Buffalo (-3) over Tennessee: Hmm, with the AFC mired in mediocrity are the Bills still in the playoff conversation? Well of course technically they are since their 3-3 record ties them for 1st in the AFC East right now. But with how bad they looked against New England and San Francisco in back-to-back weeks, plenty of people (including me) were ready to rule them out. But if they just win the games they’re supposed to, they can still get to 9-7. Well, this week is one of those games they’re supposed to win. If you can’t beat an atrocious Tennessee team at home, in a must-win, then you’re done. I think the Bills rise to the challenge and keep pace with the Patriots in the East.
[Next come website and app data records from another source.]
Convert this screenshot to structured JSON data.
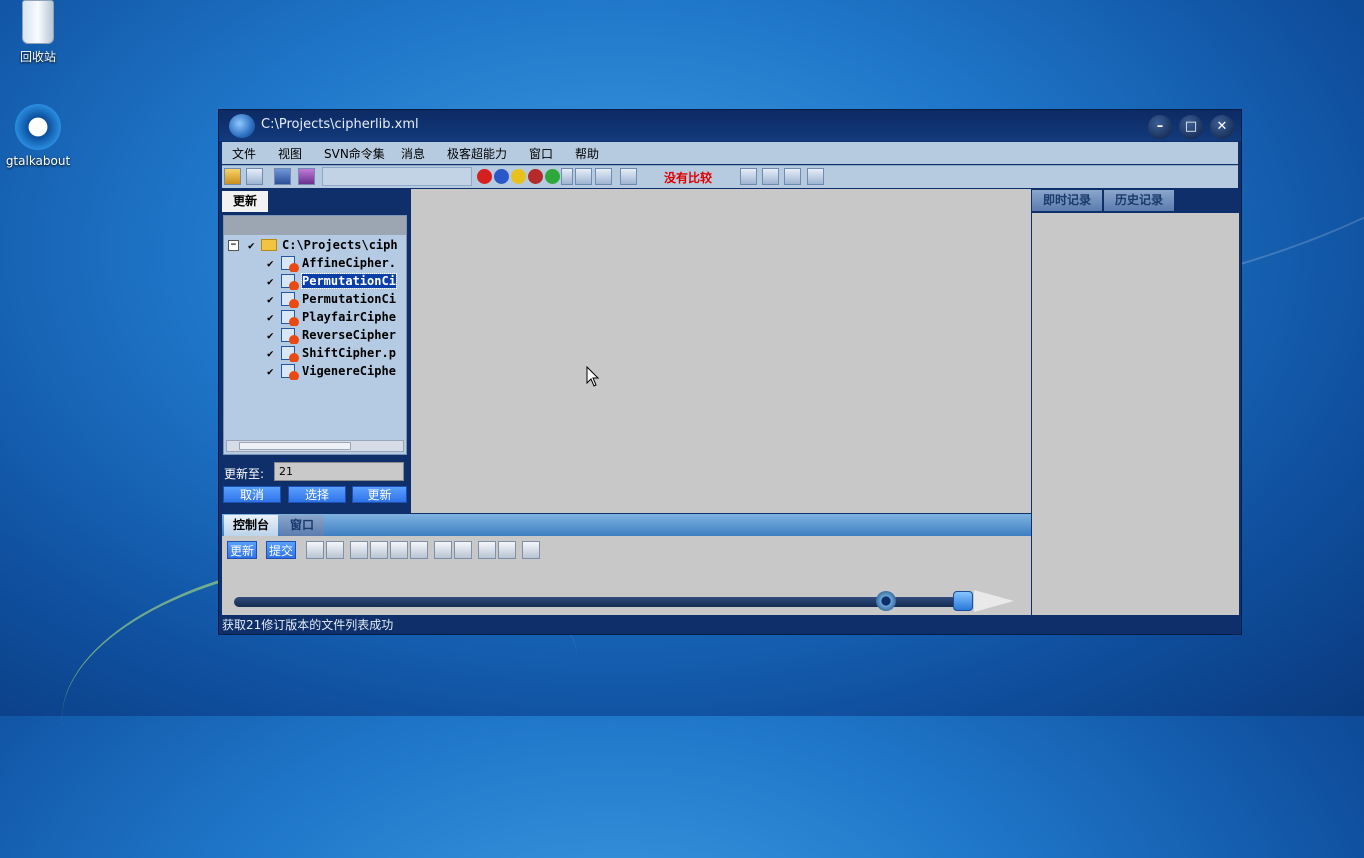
{
  "desktop": {
    "icons": [
      {
        "label": "回收站",
        "icon": "recycle-bin-icon"
      },
      {
        "label": "gtalkabout",
        "icon": "gtalkabout-icon"
      }
    ]
  },
  "window": {
    "title": "C:\\Projects\\cipherlib.xml",
    "controls": [
      "minimize",
      "maximize",
      "close"
    ]
  },
  "menu": [
    "文件",
    "视图",
    "SVN命令集",
    "消息",
    "极客超能力",
    "窗口",
    "帮助"
  ],
  "toolbar": {
    "status_text": "没有比较"
  },
  "left_panel": {
    "tab": "更新",
    "tree": {
      "root": "C:\\Projects\\ciph",
      "files": [
        {
          "name": "AffineCipher.",
          "selected": false
        },
        {
          "name": "PermutationCi",
          "selected": true
        },
        {
          "name": "PermutationCi",
          "selected": false
        },
        {
          "name": "PlayfairCiphe",
          "selected": false
        },
        {
          "name": "ReverseCipher",
          "selected": false
        },
        {
          "name": "ShiftCipher.p",
          "selected": false
        },
        {
          "name": "VigenereCiphe",
          "selected": false
        }
      ]
    },
    "update_to_label": "更新至:",
    "update_to_value": "21",
    "buttons": {
      "cancel": "取消",
      "select": "选择",
      "update": "更新"
    }
  },
  "right_panel": {
    "tabs": [
      "即时记录",
      "历史记录"
    ]
  },
  "console": {
    "tabs": [
      "控制台",
      "窗口"
    ],
    "buttons": {
      "update": "更新",
      "commit": "提交"
    }
  },
  "status_bar": {
    "text": "获取21修订版本的文件列表成功"
  }
}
Indianapolis (-3) over Cleveland: This Colts team is really easy to figure out. Shame on you if you thought they’d cover against the Jets last week. They are obviously going 2-6 on the road at best, but they’ll play really tough at home (where each of their first three games has been decided by five points or less). In a worst-case scenario, they’re pushing this game with a late Vinatieri field goal. I couldn’t be more confident in my knowledge of how one team will perform this week.
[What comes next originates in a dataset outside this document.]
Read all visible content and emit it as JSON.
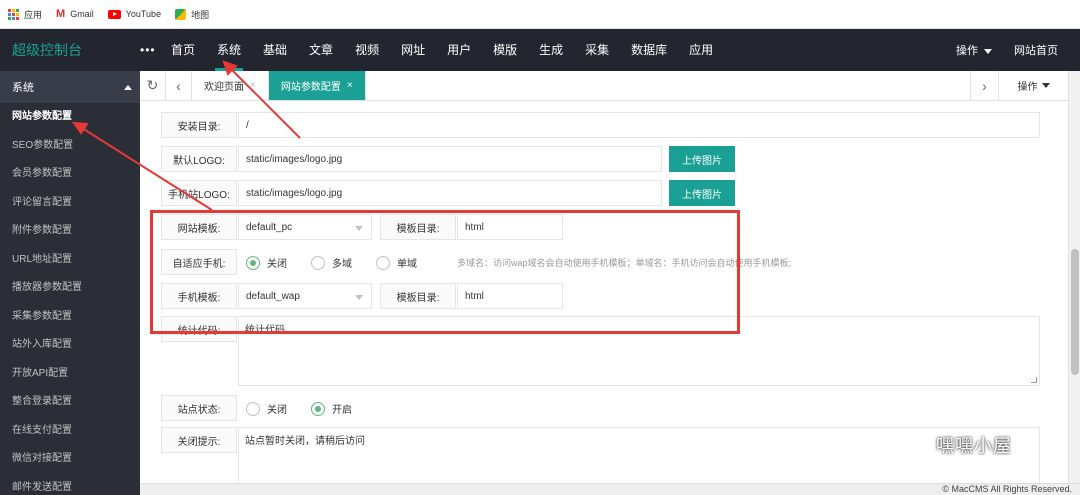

New England (-11) over NY Jets: Let’s see…the Patriots were expected to win 12 or 13 games by most people and they currently sit at 3-3; they’re playing pissed off at home after an embarrassing loss to a mediocre Seattle team; they hate the Jets probably more than they hate the Giants still; the Patriots are 8-3 in games where they wear throwback uniforms (which they’ll be doing on Sunday). It’s not a matter of if the Patriots will win. It’s just a question of how much they’re gonna win by. Since 2007—not including 2008 when Tom Brady was out—the Patriots have outscored the Jets by almost exactly 20 points in each of their wins. I will not predict that to change this weekend at Gillette Stadium with New England staring at an unheard of 3-4 record if they blow it. Patriots roll, Sanchez gets benched, the universe returns to order.

In the only 1-4 vs 1-4 matchup of the week, I’m giving Molly first crack at this one. She’s back to .500 for the season with her winning pick of St. Louis last week. Let’s see if she can finally put together a little winning streak. Oakland (-4) is at home vs Jacksonville. And as you’ll see, all Molly really did was decide who has smellier feet between Julie and I:

Cincinnati (+1.5) over Pittsburgh: C’mon, Pitt’s not winning a divisional road game with the sad state their team’s currently in. Everyone’s injured, right? Couldn’t win at Tennessee last week? Can’t contain A.J. Green with a beat up secondary? Listen, neither team is playing inspiring football these days, but for Cincy to be a home underdog is a little insulting. The Bengals are another team I bet on earlier this week to win their division. The odds aren’t great for them to do it since Baltimore’s sitting on top at 5-1, but with all the injuries to the Ravens and Steelers, it feels like a wide open division.

Chicago (-6) over Detroit: No underdog is scarier to bet against than the Lions because they almost always seem to get an end-of-game touchdown. Sometimes that touchdown gets them to overtime, and sometimes it just gives them a close loss. But it almost always gives them the cover. The Lions’ problem is that they’ve been favored in almost every game this year. Now that they’re a “big underdog,” I should probably consider their late game “heroics” when picking this matchup. But with the Bears coming off a bye and outscoring opponents in their four wins by a combined 91 points, this was an easy pick. Detroit’s playoff hopes officially die on Monday Night Football.

And finally, the breakdown of my picks this week:

Favorites: 10

Underdogs: 3

Home teams: 8

Road teams: 5

Home underdogs: 1

Road underdogs: 2